[Data about app and page elements]
%%
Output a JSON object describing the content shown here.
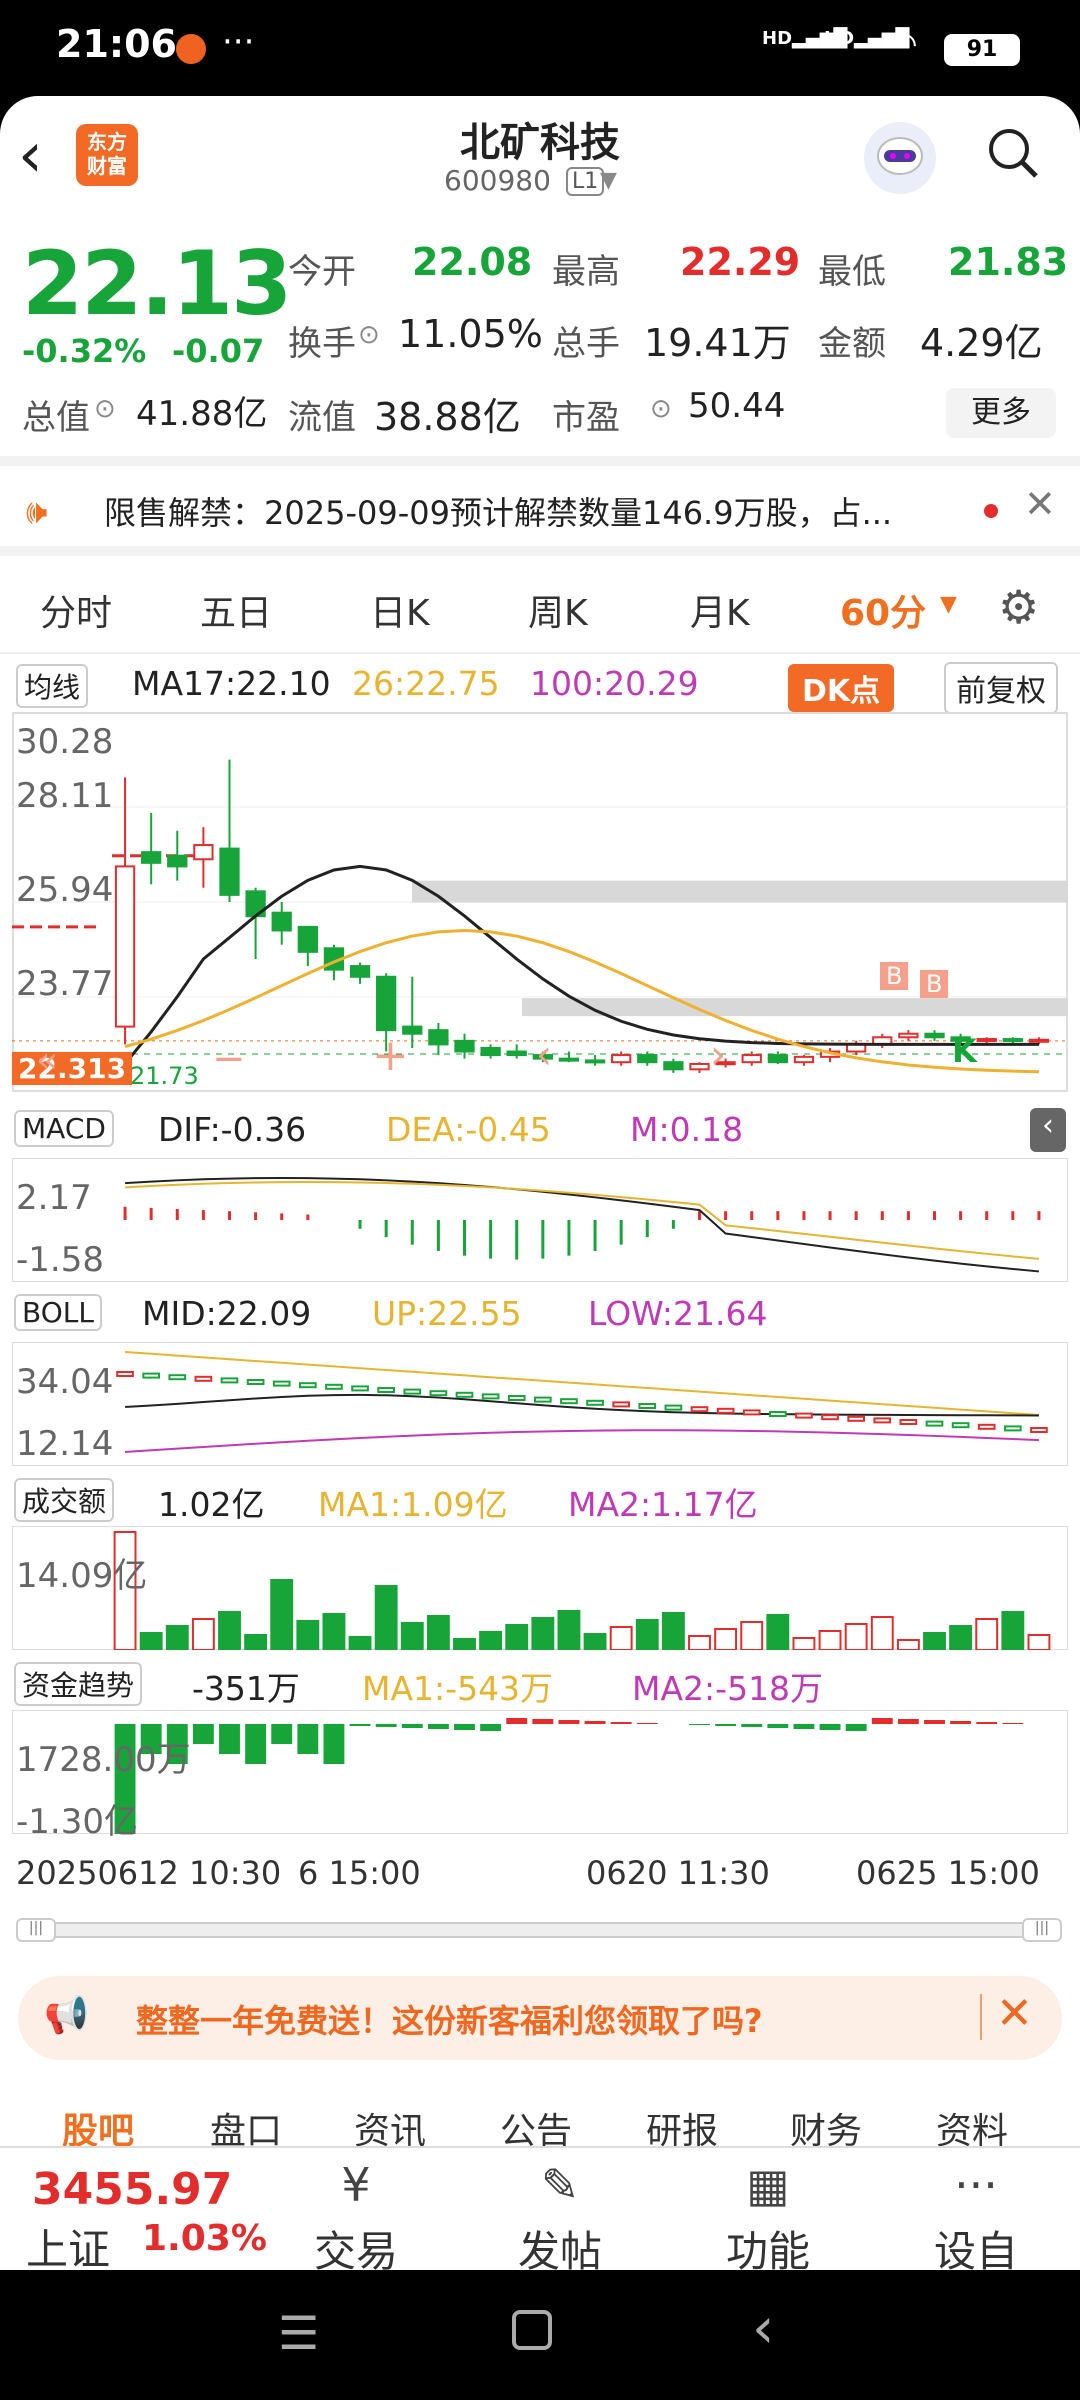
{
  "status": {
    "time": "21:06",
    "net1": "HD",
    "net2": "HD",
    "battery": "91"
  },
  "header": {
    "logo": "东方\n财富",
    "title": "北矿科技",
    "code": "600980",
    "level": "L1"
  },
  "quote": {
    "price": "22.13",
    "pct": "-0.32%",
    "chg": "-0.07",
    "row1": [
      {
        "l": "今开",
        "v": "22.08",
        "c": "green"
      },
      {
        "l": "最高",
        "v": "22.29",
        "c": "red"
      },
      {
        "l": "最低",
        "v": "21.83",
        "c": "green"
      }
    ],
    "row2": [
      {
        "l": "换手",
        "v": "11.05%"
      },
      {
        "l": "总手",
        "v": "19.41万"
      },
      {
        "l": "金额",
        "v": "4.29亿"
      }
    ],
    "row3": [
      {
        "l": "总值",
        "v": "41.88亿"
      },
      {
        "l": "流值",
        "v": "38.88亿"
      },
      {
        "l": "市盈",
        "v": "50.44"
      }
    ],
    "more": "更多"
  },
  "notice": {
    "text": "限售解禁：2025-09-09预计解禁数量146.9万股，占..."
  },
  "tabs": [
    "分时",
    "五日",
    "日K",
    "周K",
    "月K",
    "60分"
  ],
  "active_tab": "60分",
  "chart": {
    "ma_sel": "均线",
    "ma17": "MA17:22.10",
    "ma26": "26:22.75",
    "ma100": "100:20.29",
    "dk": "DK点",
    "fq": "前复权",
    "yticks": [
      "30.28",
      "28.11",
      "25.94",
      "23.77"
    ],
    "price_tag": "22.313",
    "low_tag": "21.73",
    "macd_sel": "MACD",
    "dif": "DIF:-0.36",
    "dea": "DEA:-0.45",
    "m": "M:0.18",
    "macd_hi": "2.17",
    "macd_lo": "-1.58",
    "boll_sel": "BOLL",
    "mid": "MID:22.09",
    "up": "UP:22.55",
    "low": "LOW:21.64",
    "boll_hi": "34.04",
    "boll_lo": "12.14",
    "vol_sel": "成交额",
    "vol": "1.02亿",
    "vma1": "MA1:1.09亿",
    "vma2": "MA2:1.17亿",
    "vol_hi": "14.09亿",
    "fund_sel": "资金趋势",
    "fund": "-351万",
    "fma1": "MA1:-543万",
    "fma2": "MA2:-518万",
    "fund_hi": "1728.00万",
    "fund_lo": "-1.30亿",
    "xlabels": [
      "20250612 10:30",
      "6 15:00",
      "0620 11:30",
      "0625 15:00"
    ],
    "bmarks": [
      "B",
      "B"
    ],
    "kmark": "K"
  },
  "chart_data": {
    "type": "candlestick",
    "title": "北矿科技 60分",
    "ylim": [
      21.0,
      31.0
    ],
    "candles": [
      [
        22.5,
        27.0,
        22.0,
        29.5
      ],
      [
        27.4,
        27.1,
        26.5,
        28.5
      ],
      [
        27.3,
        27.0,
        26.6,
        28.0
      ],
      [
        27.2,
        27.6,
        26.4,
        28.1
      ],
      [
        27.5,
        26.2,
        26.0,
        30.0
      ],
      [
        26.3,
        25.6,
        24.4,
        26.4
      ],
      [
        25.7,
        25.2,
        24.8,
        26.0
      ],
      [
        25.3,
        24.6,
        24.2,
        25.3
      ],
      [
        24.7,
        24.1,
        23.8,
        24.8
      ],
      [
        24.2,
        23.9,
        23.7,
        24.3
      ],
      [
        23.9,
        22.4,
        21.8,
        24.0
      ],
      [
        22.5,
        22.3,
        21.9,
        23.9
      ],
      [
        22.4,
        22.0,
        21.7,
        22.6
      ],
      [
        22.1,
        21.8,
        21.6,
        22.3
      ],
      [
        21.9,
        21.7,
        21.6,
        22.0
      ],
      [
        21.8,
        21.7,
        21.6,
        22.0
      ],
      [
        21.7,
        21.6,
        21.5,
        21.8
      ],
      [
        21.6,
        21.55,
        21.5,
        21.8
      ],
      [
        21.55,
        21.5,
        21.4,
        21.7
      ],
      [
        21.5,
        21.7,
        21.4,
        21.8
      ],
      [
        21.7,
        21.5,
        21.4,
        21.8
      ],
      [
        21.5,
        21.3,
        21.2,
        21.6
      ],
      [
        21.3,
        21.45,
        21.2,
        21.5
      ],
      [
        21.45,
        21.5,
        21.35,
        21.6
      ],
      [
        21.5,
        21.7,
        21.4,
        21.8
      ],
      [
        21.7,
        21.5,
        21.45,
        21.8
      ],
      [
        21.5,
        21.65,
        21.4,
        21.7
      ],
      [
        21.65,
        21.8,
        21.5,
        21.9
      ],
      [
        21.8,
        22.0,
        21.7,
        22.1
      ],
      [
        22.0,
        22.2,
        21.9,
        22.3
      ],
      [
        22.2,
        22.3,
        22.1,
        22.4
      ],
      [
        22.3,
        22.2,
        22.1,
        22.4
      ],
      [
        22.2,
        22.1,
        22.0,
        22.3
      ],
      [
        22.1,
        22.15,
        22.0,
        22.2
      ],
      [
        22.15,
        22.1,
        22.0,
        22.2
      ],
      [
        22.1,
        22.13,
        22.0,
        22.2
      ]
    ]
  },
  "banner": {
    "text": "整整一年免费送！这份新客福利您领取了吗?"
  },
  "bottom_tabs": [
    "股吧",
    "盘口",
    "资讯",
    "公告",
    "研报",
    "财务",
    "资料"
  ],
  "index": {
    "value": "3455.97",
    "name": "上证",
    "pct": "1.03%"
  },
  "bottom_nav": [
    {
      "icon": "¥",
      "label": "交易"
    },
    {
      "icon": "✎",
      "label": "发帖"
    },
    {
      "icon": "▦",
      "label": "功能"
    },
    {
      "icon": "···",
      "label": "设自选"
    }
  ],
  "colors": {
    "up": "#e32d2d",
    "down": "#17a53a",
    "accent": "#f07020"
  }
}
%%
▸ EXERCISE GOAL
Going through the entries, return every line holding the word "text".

▸ OUTPUT FOR THIS EXERCISE
    "text": "限售解禁：2025-09-09预计解禁数量146.9万股，占..."
    "text": "整整一年免费送！这份新客福利您领取了吗?"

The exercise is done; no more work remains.